SUPPLIED RECORDS:
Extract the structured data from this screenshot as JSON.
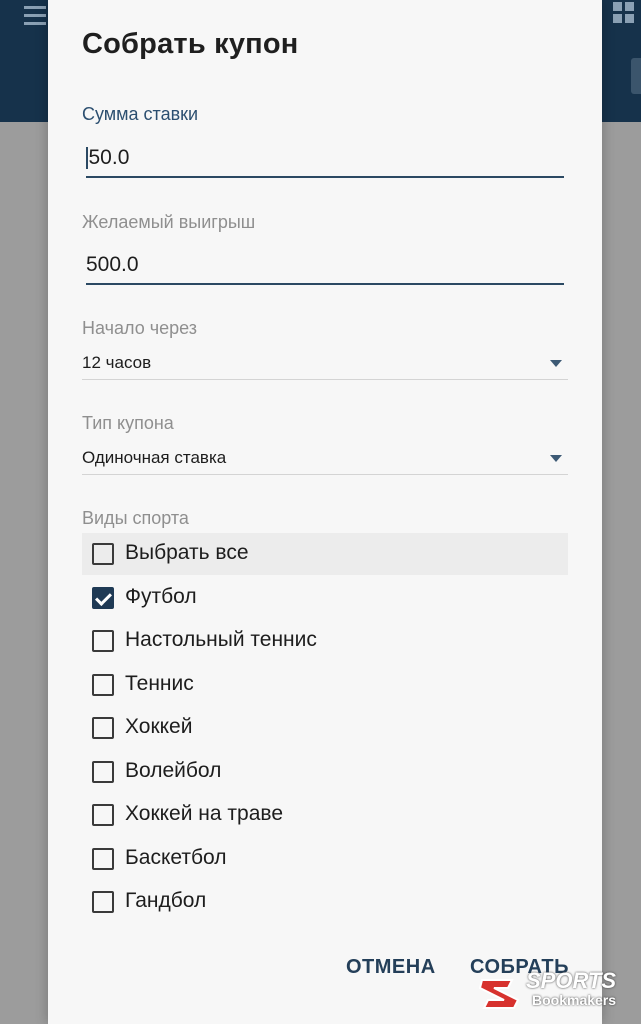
{
  "dialog": {
    "title": "Собрать купон",
    "stake": {
      "label": "Сумма ставки",
      "value": "50.0"
    },
    "win": {
      "label": "Желаемый выигрыш",
      "value": "500.0"
    },
    "start": {
      "label": "Начало через",
      "value": "12 часов"
    },
    "type": {
      "label": "Тип купона",
      "value": "Одиночная ставка"
    },
    "sports": {
      "label": "Виды спорта",
      "items": [
        {
          "label": "Выбрать все",
          "checked": false
        },
        {
          "label": "Футбол",
          "checked": true
        },
        {
          "label": "Настольный теннис",
          "checked": false
        },
        {
          "label": "Теннис",
          "checked": false
        },
        {
          "label": "Хоккей",
          "checked": false
        },
        {
          "label": "Волейбол",
          "checked": false
        },
        {
          "label": "Хоккей на траве",
          "checked": false
        },
        {
          "label": "Баскетбол",
          "checked": false
        },
        {
          "label": "Гандбол",
          "checked": false
        }
      ]
    },
    "cancel_label": "ОТМЕНА",
    "submit_label": "СОБРАТЬ"
  },
  "watermark": {
    "line1": "SPORTS",
    "line2": "Bookmakers"
  },
  "colors": {
    "appbar": "#16324b",
    "accent": "#243f59"
  }
}
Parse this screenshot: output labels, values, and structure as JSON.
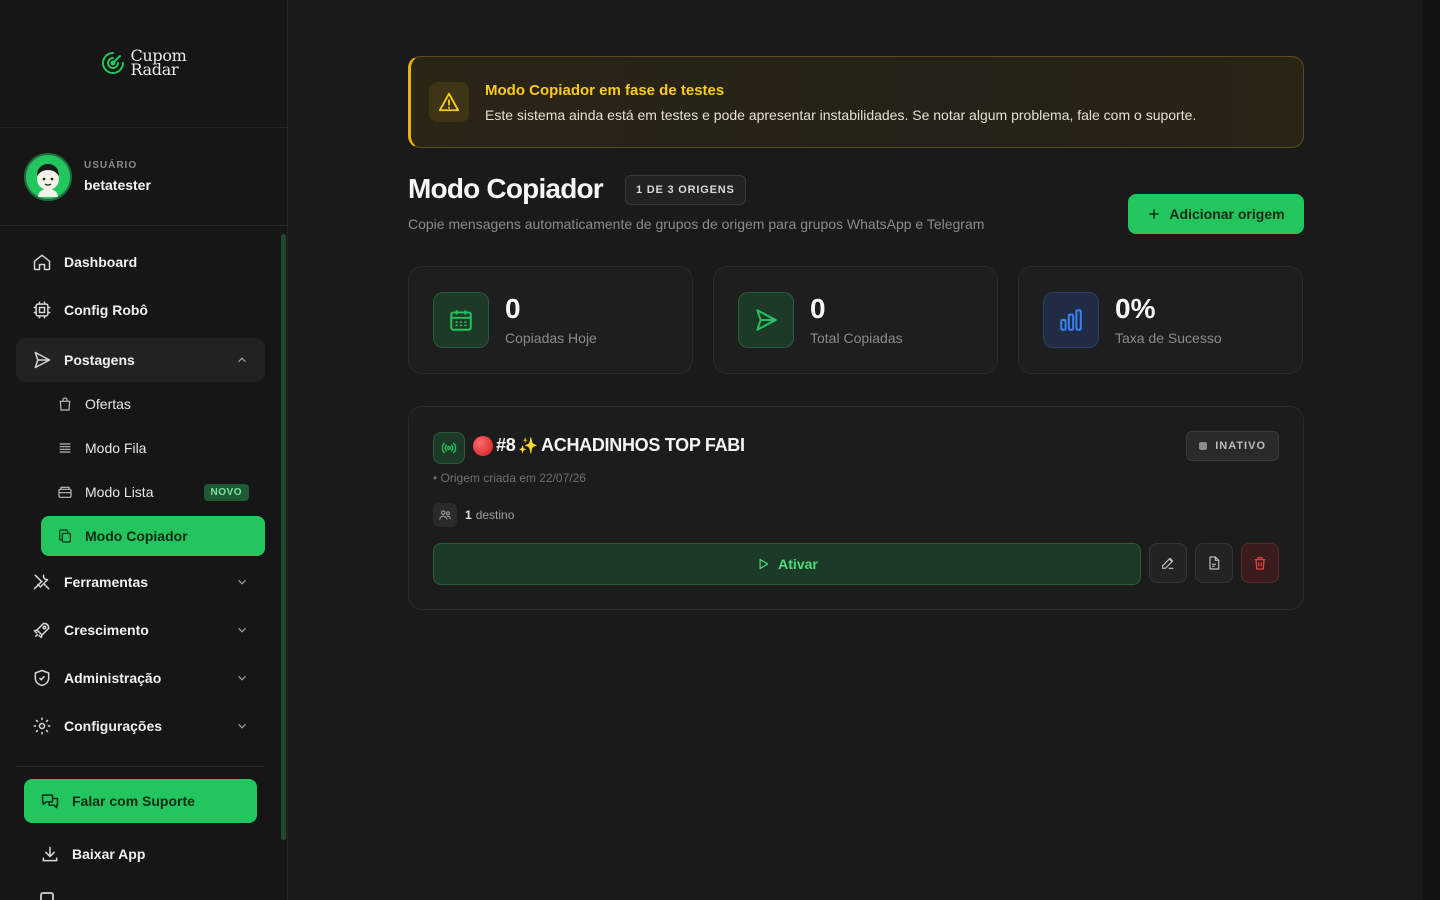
{
  "brand": {
    "line1": "Cupom",
    "line2": "Radar"
  },
  "user": {
    "label": "USUÁRIO",
    "name": "betatester"
  },
  "nav": {
    "dashboard": "Dashboard",
    "config_robo": "Config Robô",
    "postagens": "Postagens",
    "sub": {
      "ofertas": "Ofertas",
      "modo_fila": "Modo Fila",
      "modo_lista": "Modo Lista",
      "modo_lista_badge": "NOVO",
      "modo_copiador": "Modo Copiador"
    },
    "ferramentas": "Ferramentas",
    "crescimento": "Crescimento",
    "administracao": "Administração",
    "configuracoes": "Configurações",
    "support": "Falar com Suporte",
    "download_app": "Baixar App"
  },
  "banner": {
    "title": "Modo Copiador em fase de testes",
    "text": "Este sistema ainda está em testes e pode apresentar instabilidades. Se notar algum problema, fale com o suporte."
  },
  "page": {
    "title": "Modo Copiador",
    "origins_badge": "1 DE 3 ORIGENS",
    "subtitle": "Copie mensagens automaticamente de grupos de origem para grupos WhatsApp e Telegram",
    "add_button": "Adicionar origem"
  },
  "stats": [
    {
      "value": "0",
      "label": "Copiadas Hoje",
      "icon": "calendar-icon"
    },
    {
      "value": "0",
      "label": "Total Copiadas",
      "icon": "send-icon"
    },
    {
      "value": "0%",
      "label": "Taxa de Sucesso",
      "icon": "bar-chart-icon"
    }
  ],
  "origin_card": {
    "title_prefix": "#8",
    "title_name": "ACHADINHOS TOP FABI",
    "status": "INATIVO",
    "created": "Origem criada em 22/07/26",
    "dest_count": "1",
    "dest_label": "destino",
    "activate_label": "Ativar"
  },
  "colors": {
    "accent": "#22c55e",
    "warning": "#facc15",
    "background": "#1a1a1a",
    "danger": "#ef4444",
    "info": "#3b82f6"
  }
}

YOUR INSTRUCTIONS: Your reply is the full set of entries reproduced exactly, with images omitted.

RESPONSE:
Extract the structured data from this screenshot as JSON.
{
  "dialog": {
    "title": "Собрать купон",
    "stake": {
      "label": "Сумма ставки",
      "value": "50.0"
    },
    "win": {
      "label": "Желаемый выигрыш",
      "value": "500.0"
    },
    "start": {
      "label": "Начало через",
      "value": "12 часов"
    },
    "type": {
      "label": "Тип купона",
      "value": "Одиночная ставка"
    },
    "sports": {
      "label": "Виды спорта",
      "items": [
        {
          "label": "Выбрать все",
          "checked": false
        },
        {
          "label": "Футбол",
          "checked": true
        },
        {
          "label": "Настольный теннис",
          "checked": false
        },
        {
          "label": "Теннис",
          "checked": false
        },
        {
          "label": "Хоккей",
          "checked": false
        },
        {
          "label": "Волейбол",
          "checked": false
        },
        {
          "label": "Хоккей на траве",
          "checked": false
        },
        {
          "label": "Баскетбол",
          "checked": false
        },
        {
          "label": "Гандбол",
          "checked": false
        }
      ]
    },
    "cancel_label": "ОТМЕНА",
    "submit_label": "СОБРАТЬ"
  },
  "watermark": {
    "line1": "SPORTS",
    "line2": "Bookmakers"
  },
  "colors": {
    "appbar": "#16324b",
    "accent": "#243f59"
  }
}
Parse this screenshot: output labels, values, and structure as JSON.
{
  "brand": {
    "line1": "Cupom",
    "line2": "Radar"
  },
  "user": {
    "label": "USUÁRIO",
    "name": "betatester"
  },
  "nav": {
    "dashboard": "Dashboard",
    "config_robo": "Config Robô",
    "postagens": "Postagens",
    "sub": {
      "ofertas": "Ofertas",
      "modo_fila": "Modo Fila",
      "modo_lista": "Modo Lista",
      "modo_lista_badge": "NOVO",
      "modo_copiador": "Modo Copiador"
    },
    "ferramentas": "Ferramentas",
    "crescimento": "Crescimento",
    "administracao": "Administração",
    "configuracoes": "Configurações",
    "support": "Falar com Suporte",
    "download_app": "Baixar App"
  },
  "banner": {
    "title": "Modo Copiador em fase de testes",
    "text": "Este sistema ainda está em testes e pode apresentar instabilidades. Se notar algum problema, fale com o suporte."
  },
  "page": {
    "title": "Modo Copiador",
    "origins_badge": "1 DE 3 ORIGENS",
    "subtitle": "Copie mensagens automaticamente de grupos de origem para grupos WhatsApp e Telegram",
    "add_button": "Adicionar origem"
  },
  "stats": [
    {
      "value": "0",
      "label": "Copiadas Hoje",
      "icon": "calendar-icon"
    },
    {
      "value": "0",
      "label": "Total Copiadas",
      "icon": "send-icon"
    },
    {
      "value": "0%",
      "label": "Taxa de Sucesso",
      "icon": "bar-chart-icon"
    }
  ],
  "origin_card": {
    "title_prefix": "#8",
    "title_name": "ACHADINHOS TOP FABI",
    "status": "INATIVO",
    "created": "Origem criada em 22/07/26",
    "dest_count": "1",
    "dest_label": "destino",
    "activate_label": "Ativar"
  },
  "colors": {
    "accent": "#22c55e",
    "warning": "#facc15",
    "background": "#1a1a1a",
    "danger": "#ef4444",
    "info": "#3b82f6"
  }
}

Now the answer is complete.